Start of RECORDS SHOWN

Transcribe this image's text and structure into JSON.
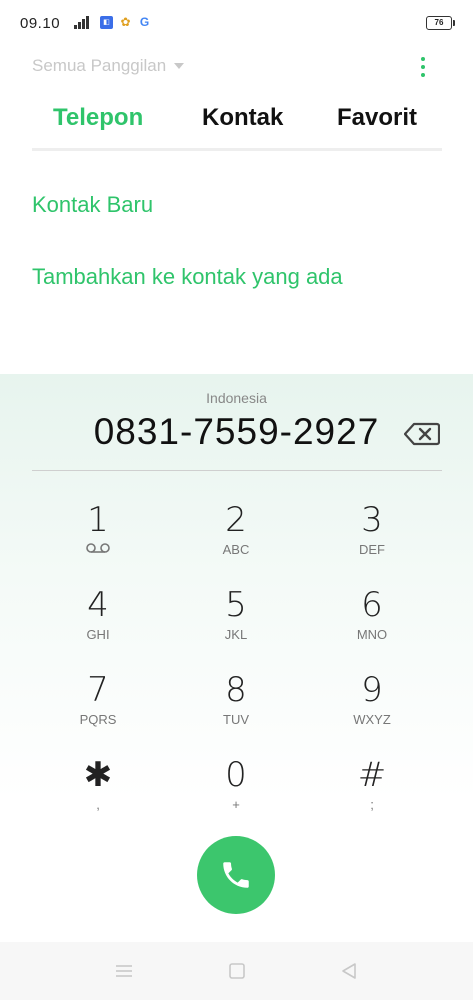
{
  "status_bar": {
    "time": "09.10",
    "network": "4G",
    "battery": "76"
  },
  "header": {
    "filter_label": "Semua Panggilan",
    "more_icon": "more-vertical-icon"
  },
  "tabs": [
    {
      "label": "Telepon",
      "active": true
    },
    {
      "label": "Kontak",
      "active": false
    },
    {
      "label": "Favorit",
      "active": false
    }
  ],
  "actions": {
    "new_contact": "Kontak Baru",
    "add_existing": "Tambahkan ke kontak yang ada"
  },
  "dialer": {
    "region": "Indonesia",
    "number": "0831-7559-2927",
    "keys": [
      {
        "digit": "1",
        "letters": ""
      },
      {
        "digit": "2",
        "letters": "ABC"
      },
      {
        "digit": "3",
        "letters": "DEF"
      },
      {
        "digit": "4",
        "letters": "GHI"
      },
      {
        "digit": "5",
        "letters": "JKL"
      },
      {
        "digit": "6",
        "letters": "MNO"
      },
      {
        "digit": "7",
        "letters": "PQRS"
      },
      {
        "digit": "8",
        "letters": "TUV"
      },
      {
        "digit": "9",
        "letters": "WXYZ"
      },
      {
        "digit": "✱",
        "letters": ","
      },
      {
        "digit": "0",
        "letters": "+"
      },
      {
        "digit": "#",
        "letters": ";"
      }
    ]
  },
  "colors": {
    "accent": "#2fc46b",
    "call_button": "#3cc66d"
  }
}
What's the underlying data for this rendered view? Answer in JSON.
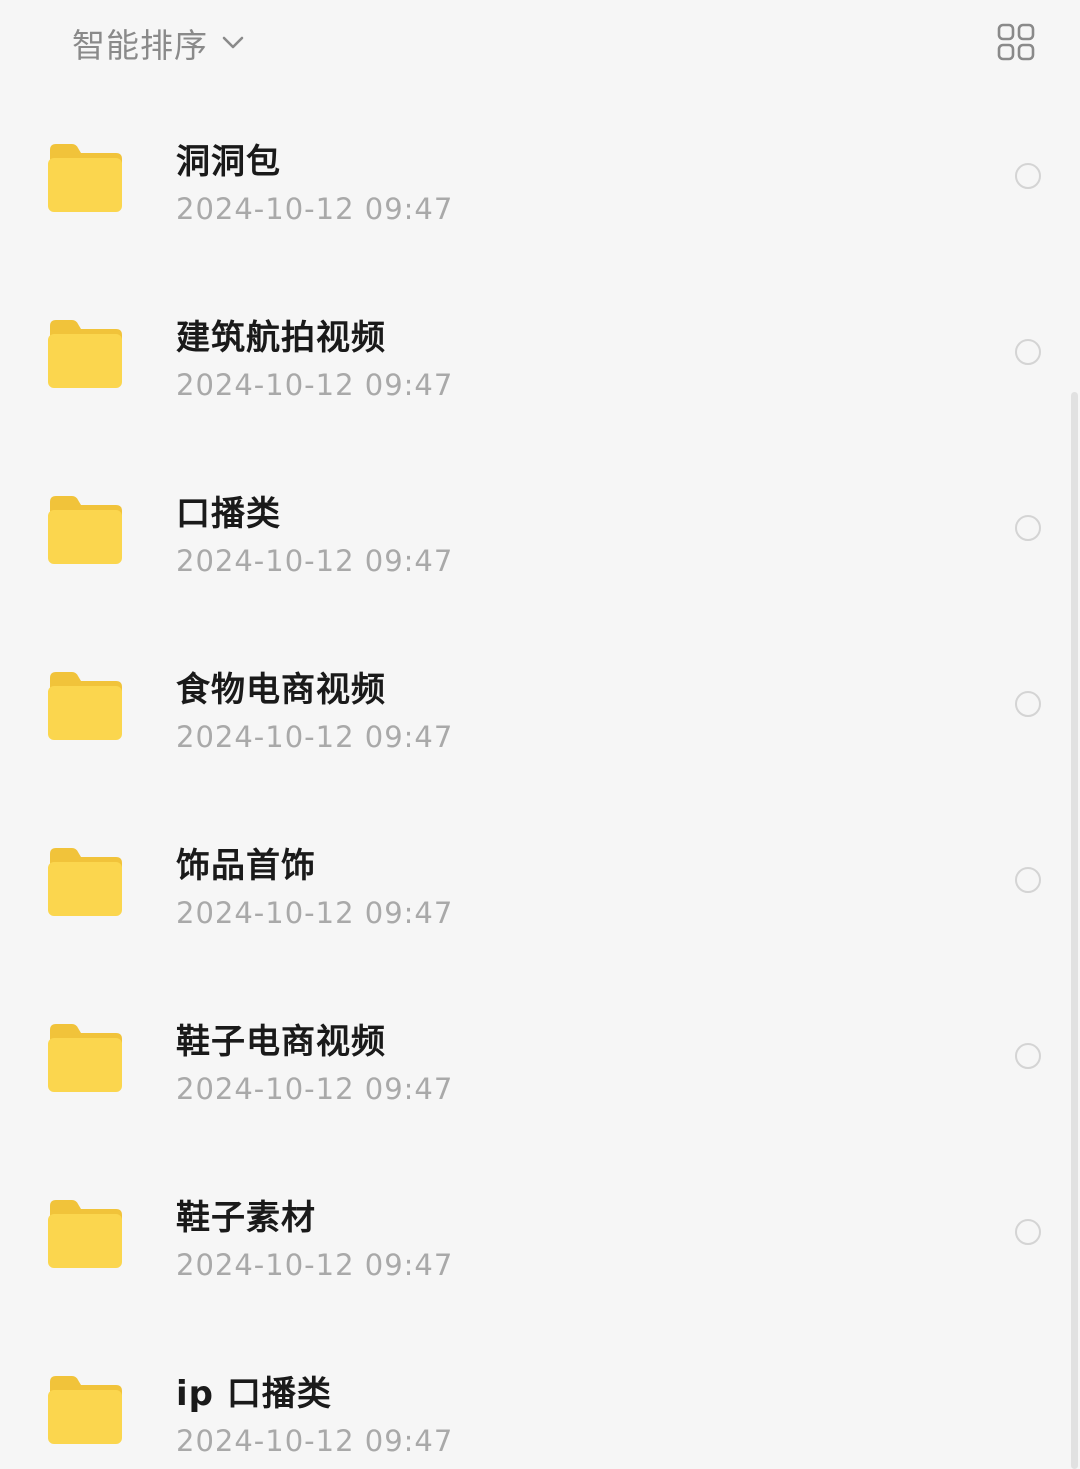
{
  "header": {
    "sort_label": "智能排序",
    "sort_icon": "chevron-down-icon",
    "view_toggle_icon": "grid-view-icon"
  },
  "folders": [
    {
      "name": "洞洞包",
      "date": "2024-10-12 09:47",
      "has_select": true
    },
    {
      "name": "建筑航拍视频",
      "date": "2024-10-12 09:47",
      "has_select": true
    },
    {
      "name": "口播类",
      "date": "2024-10-12 09:47",
      "has_select": true
    },
    {
      "name": "食物电商视频",
      "date": "2024-10-12 09:47",
      "has_select": true
    },
    {
      "name": "饰品首饰",
      "date": "2024-10-12 09:47",
      "has_select": true
    },
    {
      "name": "鞋子电商视频",
      "date": "2024-10-12 09:47",
      "has_select": true
    },
    {
      "name": "鞋子素材",
      "date": "2024-10-12 09:47",
      "has_select": true
    },
    {
      "name": "ip 口播类",
      "date": "2024-10-12 09:47",
      "has_select": false
    }
  ],
  "colors": {
    "background": "#f6f6f6",
    "folder_front": "#fbd64e",
    "folder_back": "#f1c33a",
    "title_text": "#1a1a1a",
    "date_text": "#a9a9a9"
  }
}
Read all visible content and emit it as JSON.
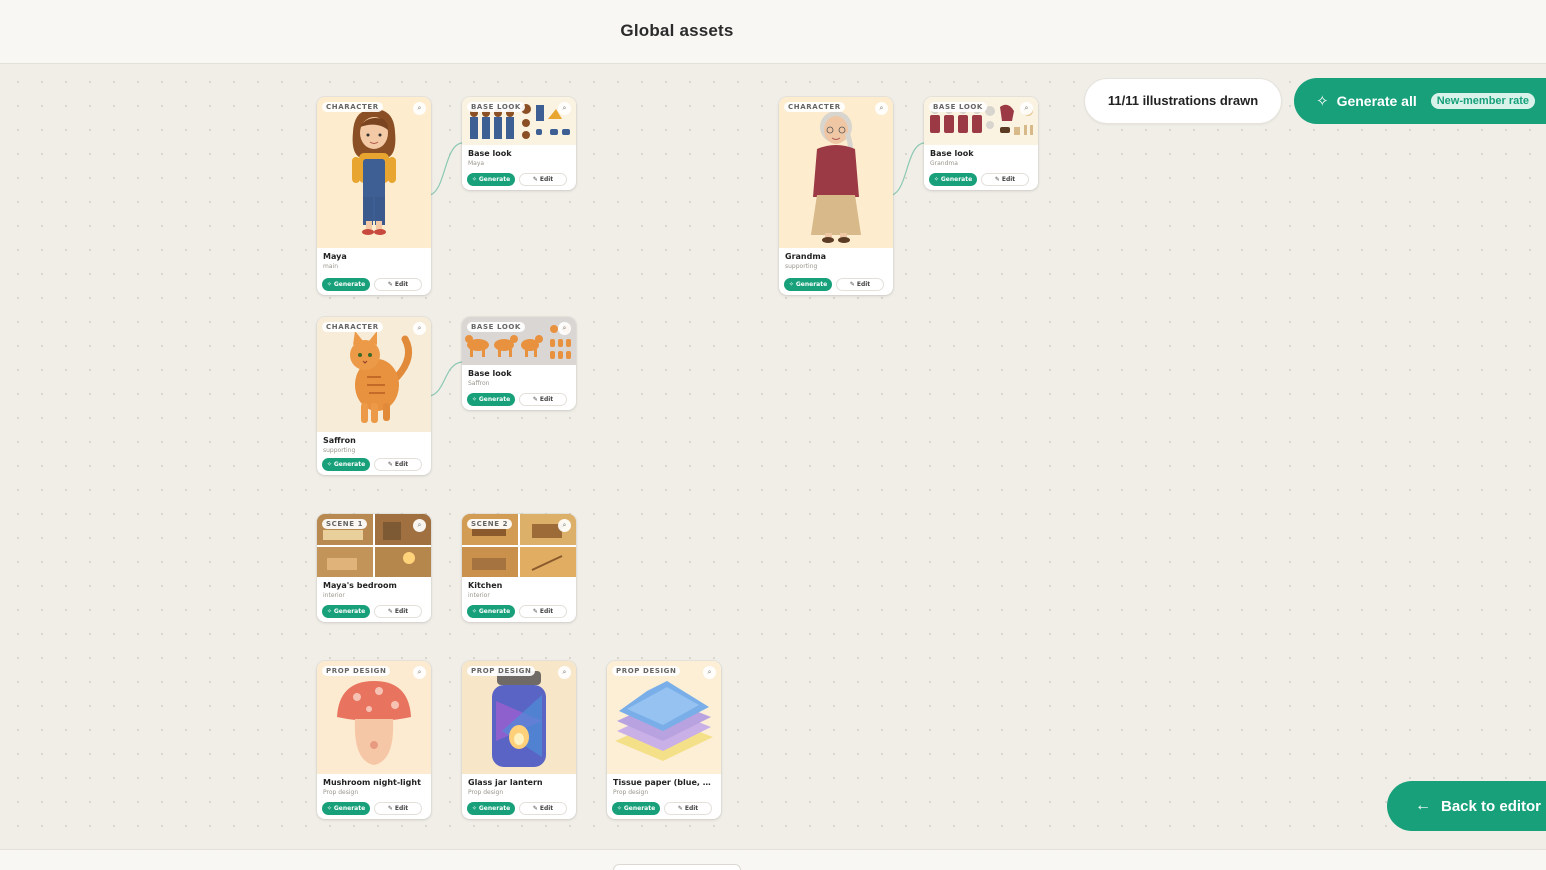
{
  "header": {
    "title": "Global assets"
  },
  "toolbar": {
    "count_label": "11/11 illustrations drawn",
    "generate_all_label": "Generate all",
    "generate_all_badge": "New-member rate",
    "back_label": "Back to editor"
  },
  "colors": {
    "accent": "#17a07a",
    "canvas": "#f1eee8"
  },
  "buttons": {
    "generate": "Generate",
    "edit": "Edit"
  },
  "cards": {
    "maya": {
      "tag": "CHARACTER",
      "name": "Maya",
      "sub": "main"
    },
    "maya_base": {
      "tag": "BASE LOOK",
      "name": "Base look",
      "sub": "Maya"
    },
    "grandma": {
      "tag": "CHARACTER",
      "name": "Grandma",
      "sub": "supporting"
    },
    "grandma_base": {
      "tag": "BASE LOOK",
      "name": "Base look",
      "sub": "Grandma"
    },
    "saffron": {
      "tag": "CHARACTER",
      "name": "Saffron",
      "sub": "supporting"
    },
    "saffron_base": {
      "tag": "BASE LOOK",
      "name": "Base look",
      "sub": "Saffron"
    },
    "bedroom": {
      "tag": "SCENE 1",
      "name": "Maya's bedroom",
      "sub": "interior"
    },
    "kitchen": {
      "tag": "SCENE 2",
      "name": "Kitchen",
      "sub": "interior"
    },
    "mushroom": {
      "tag": "PROP DESIGN",
      "name": "Mushroom night-light",
      "sub": "Prop design"
    },
    "lantern": {
      "tag": "PROP DESIGN",
      "name": "Glass jar lantern",
      "sub": "Prop design"
    },
    "tissue": {
      "tag": "PROP DESIGN",
      "name": "Tissue paper (blue, pur...",
      "sub": "Prop design"
    }
  }
}
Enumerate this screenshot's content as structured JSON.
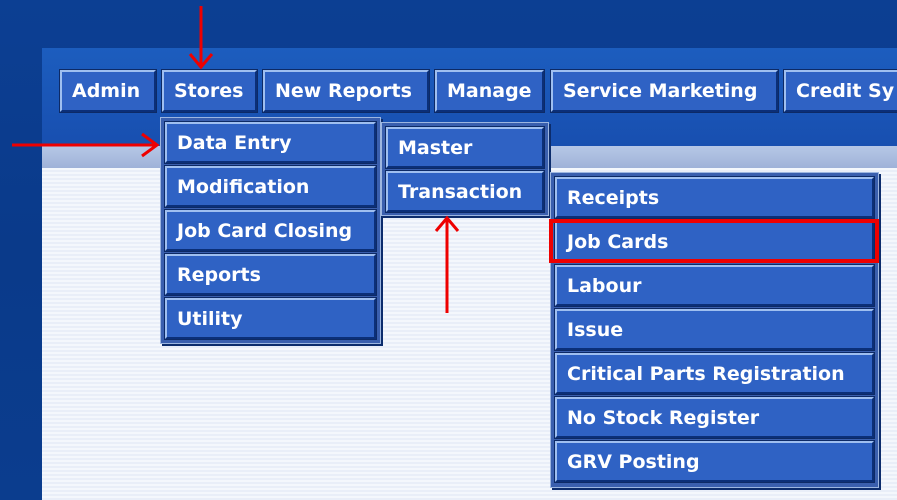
{
  "menubar": {
    "items": [
      {
        "label": "Admin"
      },
      {
        "label": "Stores"
      },
      {
        "label": "New Reports"
      },
      {
        "label": "Manage"
      },
      {
        "label": "Service Marketing"
      },
      {
        "label": "Credit Sy"
      }
    ]
  },
  "stores_menu": {
    "items": [
      {
        "label": "Data Entry"
      },
      {
        "label": "Modification"
      },
      {
        "label": "Job Card Closing"
      },
      {
        "label": "Reports"
      },
      {
        "label": "Utility"
      }
    ]
  },
  "data_entry_menu": {
    "items": [
      {
        "label": "Master"
      },
      {
        "label": "Transaction"
      }
    ]
  },
  "transaction_menu": {
    "items": [
      {
        "label": "Receipts"
      },
      {
        "label": "Job Cards"
      },
      {
        "label": "Labour"
      },
      {
        "label": "Issue"
      },
      {
        "label": "Critical Parts Registration"
      },
      {
        "label": "No Stock Register"
      },
      {
        "label": "GRV Posting"
      }
    ]
  },
  "colors": {
    "annotation_red": "#ee0000",
    "menu_blue": "#2f62c4",
    "background_blue": "#0c3f93"
  }
}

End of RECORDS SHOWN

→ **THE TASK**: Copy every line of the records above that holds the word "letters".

→ **EXERCISE SOLUTION**:
        "letters": ""
        "letters": "ABC"
        "letters": "DEF"
        "letters": "GHI"
        "letters": "JKL"
        "letters": "MNO"
        "letters": "PQRS"
        "letters": "TUV"
        "letters": "WXYZ"
        "letters": ","
        "letters": "+"
        "letters": ";"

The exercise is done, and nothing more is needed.